I remember a time when death was an anomaly in my life. A grandparent’s passing celebrated with an Irish wake and a funeral mass. Now it seems to haunt the everyday, wagging its finger like a told-you-so teacher. Read more
Why do I do it? I asked myself this question many times during the last few months while rehearsing a new play for a decidedly short run in Milford, PA. The play, “Four Score and Seven,” was written by a theatre buddy of mine, John Klemeyer. We once played opposite each other as the murderous brother/sister, husband/wife team in Ira Levin’s thriller “Veronica’s Room” on another way-off-Broadway stage in the Catskills. So that was one reason in favor of the dozens of car trips between Narrowsburg, NY and Milford and New York City to rehearsals and finally, performances. Read more
When he was younger, my son would pepper me with questions about how to do things. “How can I make a one-man flying machine?” was one that piqued his interest early on—enough so that he bypassed Mom’s knowledge base and went straight to the President of the United States (then Bill Clinton). Bill wrote back, telling Conor that NASA was working hard on things like that and that Conor should study hard and stay in school. But Conor was a dreamer. He was a creative kid who could be kept happy and busy with a lump of Sculpey clay or a pencil and a pad of paper. Read more
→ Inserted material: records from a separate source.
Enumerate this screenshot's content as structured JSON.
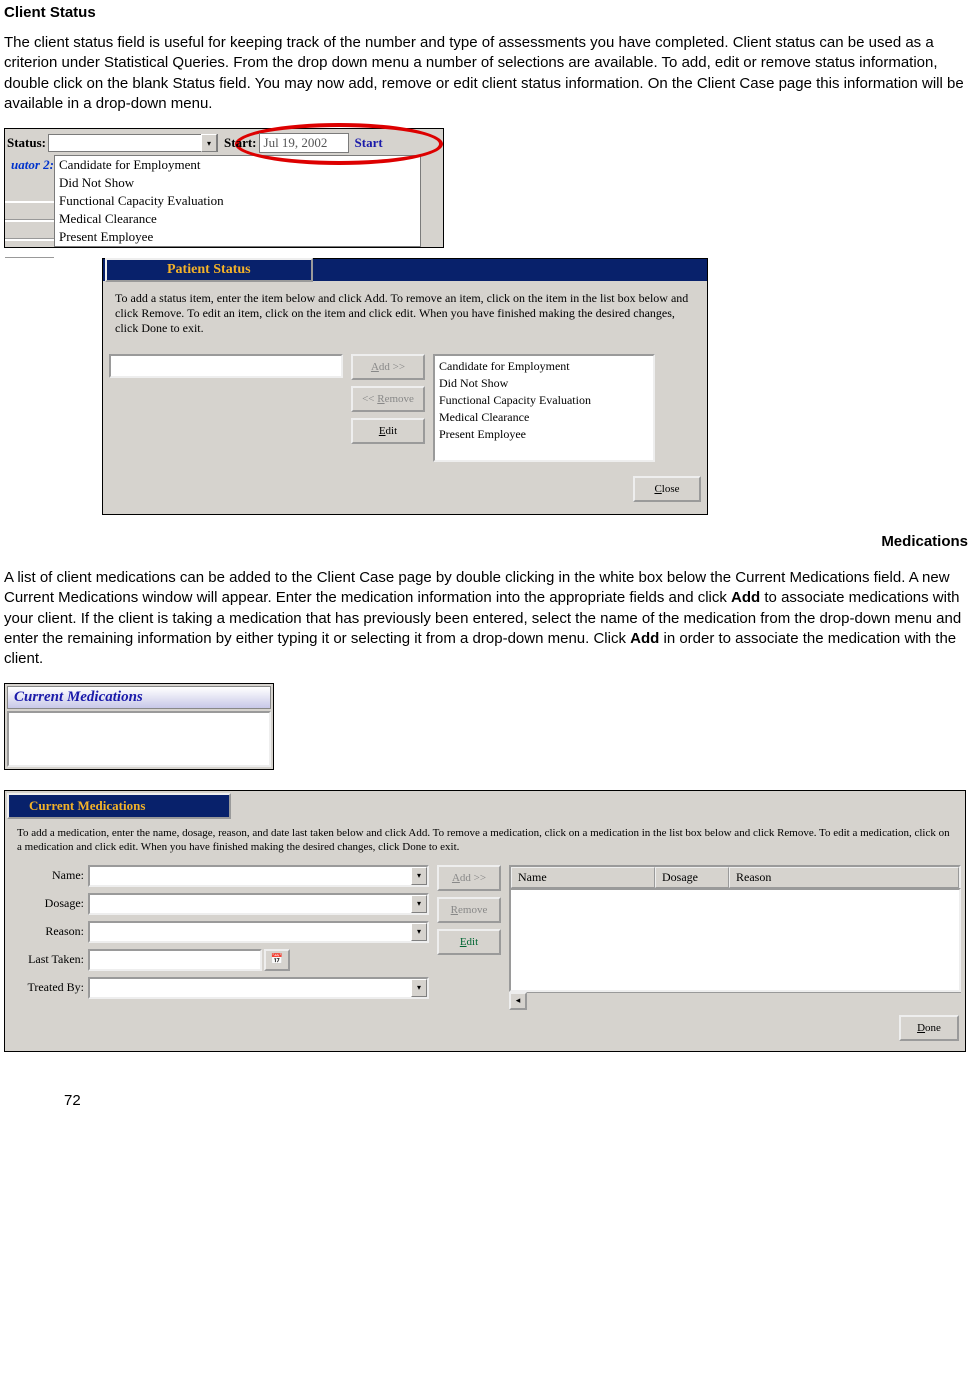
{
  "section1_heading": "Client Status",
  "section1_para": "The client status field is useful for keeping track of the number and type of assessments you have completed. Client status can be used as a criterion under Statistical Queries. From the drop down menu a number of selections are available. To add, edit or remove status information, double click on the blank Status field.  You may now add, remove or edit client status information. On the Client Case page this information will be available in a drop-down menu.",
  "shot1": {
    "status_label": "Status:",
    "start_label": "Start:",
    "start_date": "Jul 19, 2002",
    "start_right": "Start",
    "uator_label": "uator 2:",
    "options": [
      "Candidate for Employment",
      "Did Not Show",
      "Functional Capacity Evaluation",
      "Medical Clearance",
      "Present Employee"
    ]
  },
  "shot2": {
    "title": "Patient Status",
    "instructions": "To add a status item, enter the item below and click Add. To remove an item, click on the item in the list box below and click Remove. To edit an item, click on the item and click edit. When you have finished making the desired changes, click Done to exit.",
    "add_btn": "Add >>",
    "remove_btn": "<< Remove",
    "edit_btn": "Edit",
    "close_btn": "Close",
    "items": [
      "Candidate for Employment",
      "Did Not Show",
      "Functional Capacity Evaluation",
      "Medical Clearance",
      "Present Employee"
    ]
  },
  "section2_heading": "Medications",
  "section2_para_a": "A list of client medications can be added to the Client Case page by double clicking in the white box below the Current Medications field. A new Current Medications window will appear.  Enter the medication information into the appropriate fields and click ",
  "section2_bold1": "Add",
  "section2_para_b": " to associate medications with your client. If the client is taking a medication that has previously been entered, select the name of the medication from the drop-down menu and enter the remaining information by either typing it or selecting it from a drop-down menu. Click ",
  "section2_bold2": "Add",
  "section2_para_c": " in order to associate the medication with the client.",
  "shot3": {
    "title": "Current Medications"
  },
  "shot4": {
    "title": "Current Medications",
    "instructions": "To add a medication, enter the name, dosage, reason, and date last taken below and click Add. To remove a medication, click on a medication in the list box below and click Remove. To edit a medication, click on a medication and click edit. When you have finished making the desired changes, click Done to exit.",
    "labels": {
      "name": "Name:",
      "dosage": "Dosage:",
      "reason": "Reason:",
      "last_taken": "Last Taken:",
      "treated_by": "Treated By:"
    },
    "add_btn": "Add >>",
    "remove_btn": "Remove",
    "edit_btn": "Edit",
    "done_btn": "Done",
    "columns": {
      "name": "Name",
      "dosage": "Dosage",
      "reason": "Reason"
    }
  },
  "page_number": "72"
}
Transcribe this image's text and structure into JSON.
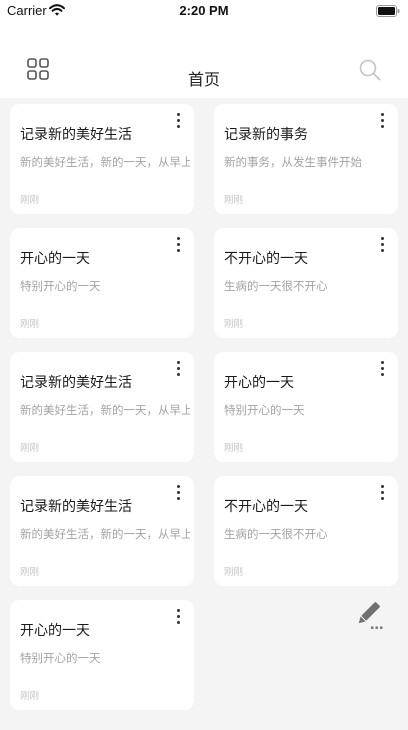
{
  "status": {
    "carrier": "Carrier",
    "time": "2:20 PM"
  },
  "header": {
    "title": "首页"
  },
  "icons": {
    "menu": "grid-icon",
    "search": "search-icon",
    "more": "more-vertical-icon",
    "edit": "edit-pencil-icon"
  },
  "colors": {
    "background": "#f4f4f4",
    "card": "#ffffff",
    "title_text": "#1a1a1a",
    "secondary_text": "#a3a3a3"
  },
  "notes": [
    {
      "title": "记录新的美好生活",
      "desc": "新的美好生活，新的一天，从早上开始",
      "time": "刚刚"
    },
    {
      "title": "记录新的事务",
      "desc": "新的事务，从发生事件开始",
      "time": "刚刚"
    },
    {
      "title": "开心的一天",
      "desc": "特别开心的一天",
      "time": "刚刚"
    },
    {
      "title": "不开心的一天",
      "desc": "生病的一天很不开心",
      "time": "刚刚"
    },
    {
      "title": "记录新的美好生活",
      "desc": "新的美好生活，新的一天，从早上开始",
      "time": "刚刚"
    },
    {
      "title": "开心的一天",
      "desc": "特别开心的一天",
      "time": "刚刚"
    },
    {
      "title": "记录新的美好生活",
      "desc": "新的美好生活，新的一天，从早上开始",
      "time": "刚刚"
    },
    {
      "title": "不开心的一天",
      "desc": "生病的一天很不开心",
      "time": "刚刚"
    },
    {
      "title": "开心的一天",
      "desc": "特别开心的一天",
      "time": "刚刚"
    }
  ]
}
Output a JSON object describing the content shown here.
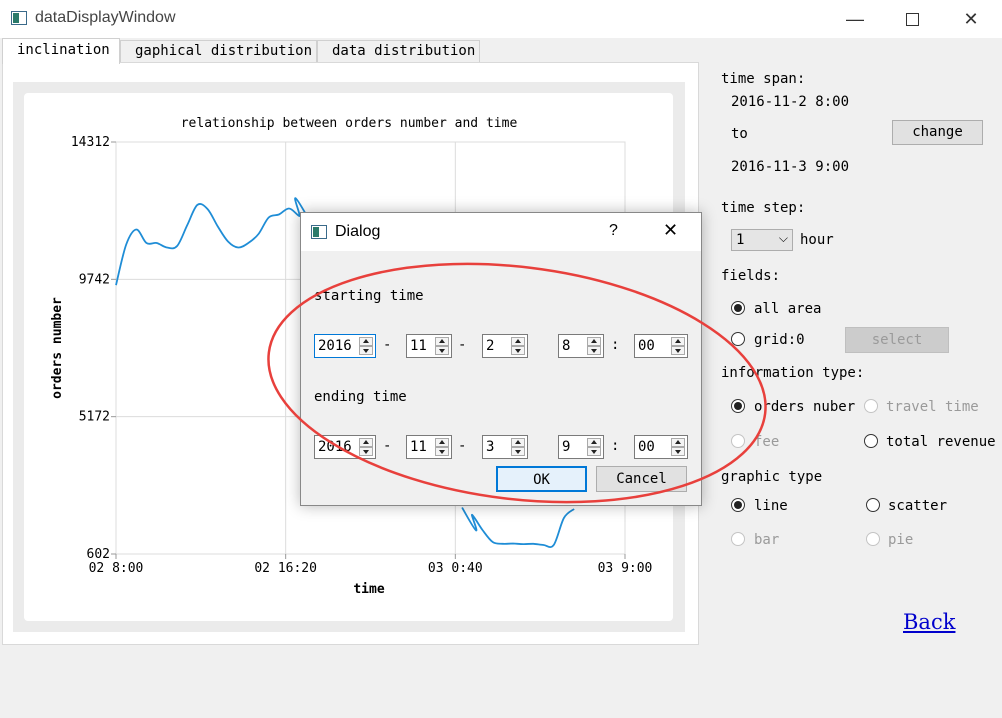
{
  "window": {
    "title": "dataDisplayWindow"
  },
  "tabs": [
    {
      "label": "inclination",
      "active": true
    },
    {
      "label": "gaphical distribution",
      "active": false
    },
    {
      "label": "data distribution",
      "active": false
    }
  ],
  "chart_data": {
    "type": "line",
    "title": "relationship between orders number and time",
    "xlabel": "time",
    "ylabel": "orders number",
    "x_ticks": [
      "02 8:00",
      "02 16:20",
      "03 0:40",
      "03 9:00"
    ],
    "y_ticks": [
      "14312",
      "9742",
      "5172",
      "602"
    ],
    "ylim": [
      602,
      14312
    ],
    "xlim_hours": [
      0,
      25
    ],
    "grid": true,
    "color": "#1f8dd6",
    "series": [
      {
        "x": [
          0,
          0.5,
          1,
          1.5,
          2,
          2.5,
          3,
          3.5,
          4,
          4.5,
          5,
          5.5,
          6,
          6.5,
          7,
          7.5,
          8,
          8.5,
          9,
          9.5,
          17,
          17.5,
          18,
          18.5,
          19,
          19.5,
          20,
          20.5,
          21,
          21.5,
          22,
          22.5
        ],
        "y": [
          9550,
          10900,
          11400,
          10950,
          10950,
          10800,
          10850,
          11550,
          12220,
          12080,
          11500,
          11000,
          10800,
          10950,
          11250,
          11800,
          11900,
          12100,
          11850,
          11700,
          2150,
          1900,
          1400,
          1000,
          940,
          950,
          930,
          940,
          900,
          900,
          1800,
          2100
        ]
      }
    ]
  },
  "panel": {
    "time_span_label": "time span:",
    "start_time": "2016-11-2 8:00",
    "to_label": "to",
    "end_time": "2016-11-3 9:00",
    "change_label": "change",
    "time_step_label": "time step:",
    "time_step_value": "1",
    "hour_label": "hour",
    "fields_label": "fields:",
    "all_area_label": "all area",
    "grid_label": "grid:0",
    "select_label": "select",
    "info_type_label": "information type:",
    "orders_label": "orders nuber",
    "travel_label": "travel time",
    "fee_label": "fee",
    "revenue_label": "total revenue",
    "graphic_type_label": "graphic type",
    "line_label": "line",
    "scatter_label": "scatter",
    "bar_label": "bar",
    "pie_label": "pie",
    "back_label": "Back"
  },
  "dialog": {
    "title": "Dialog",
    "help": "?",
    "starting_label": "starting time",
    "ending_label": "ending time",
    "start": {
      "year": "2016",
      "month": "11",
      "day": "2",
      "hour": "8",
      "minute": "00"
    },
    "end": {
      "year": "2016",
      "month": "11",
      "day": "3",
      "hour": "9",
      "minute": "00"
    },
    "dash": "-",
    "colon": ":",
    "ok_label": "OK",
    "cancel_label": "Cancel"
  },
  "colors": {
    "accent": "#1f8dd6",
    "annotation": "#e8403c",
    "link": "#0000cc"
  }
}
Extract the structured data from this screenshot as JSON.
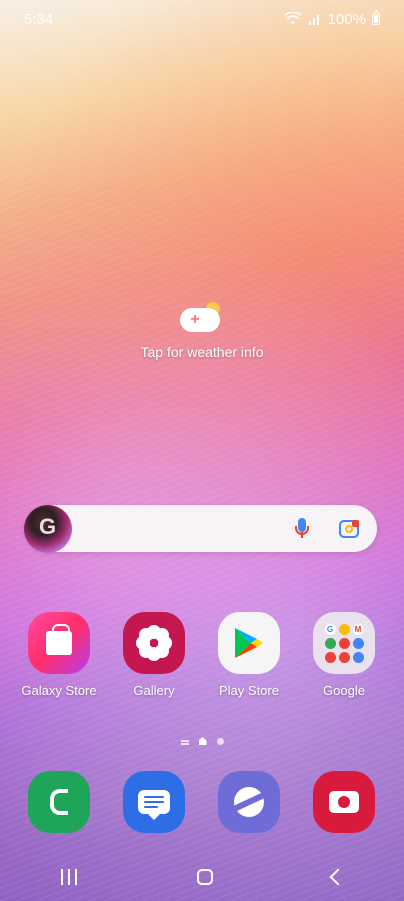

Maple catkins droop as tender Amelanchier blossoms herald the arrival of shad plowing upstream to deposit their lucre of roe in the riverbank. Everywhere forsythia and daffodils arch their slender necks in a riot of yellow, proclaiming the end of another gray winter. Redbuds will follow magnolias, then dogwood, each one taking its turn in the unfolding until all are green again, the architecture of branches obscured by leaves that sway and float in the breeze of spring, the warm breath of summer. Read more
Medical terminology is my new muse. It’s almost poetic. “Mass, mobile and firm” was the caption on one of the snapshots my doctor handed me of my recent endoscopy, while I was still woozy from the Propofol (reportedly Michael Jackson’s drug of choice). Read more
I sleep well, generally. So when a pain in my gut woke me mid-REM on a recent Saturday, I knew something was wrong. “Where is the appendix?” was my first thought. But no, this pain—a burning acute bullseye of pain—was on the other side. When I touched the spot, it burned like the proverbial poker. Read more
During a long life, one loses things. I was warned that in moving out of our long-time city residence things would be lost. I was prepared. But what about the things that are found? This, I was not prepared for. Read more
My son asked me what my New Year’s resolutions were. I told him I don’t make them anymore but I have some to offer the rest of you…. Read more
- Stop assuming the worst of your fellow human beings. Maybe they are just deaf to your needs. Tell them what you want and ask how you can help them.
- Speak softer, but clearly. Make eye contact.
- Don’t forget to ask, no, really ask, how their day/week/life is going before ranting about your own. Don’t rant. Okay, maybe a little. Sometimes.
- Stop watching Fox News.
- Watch less MSNBC.
We will always remember Hurricane Sandy. Not for the mighty wrath of her destruction, but for the odd serendipity of her timing. Read more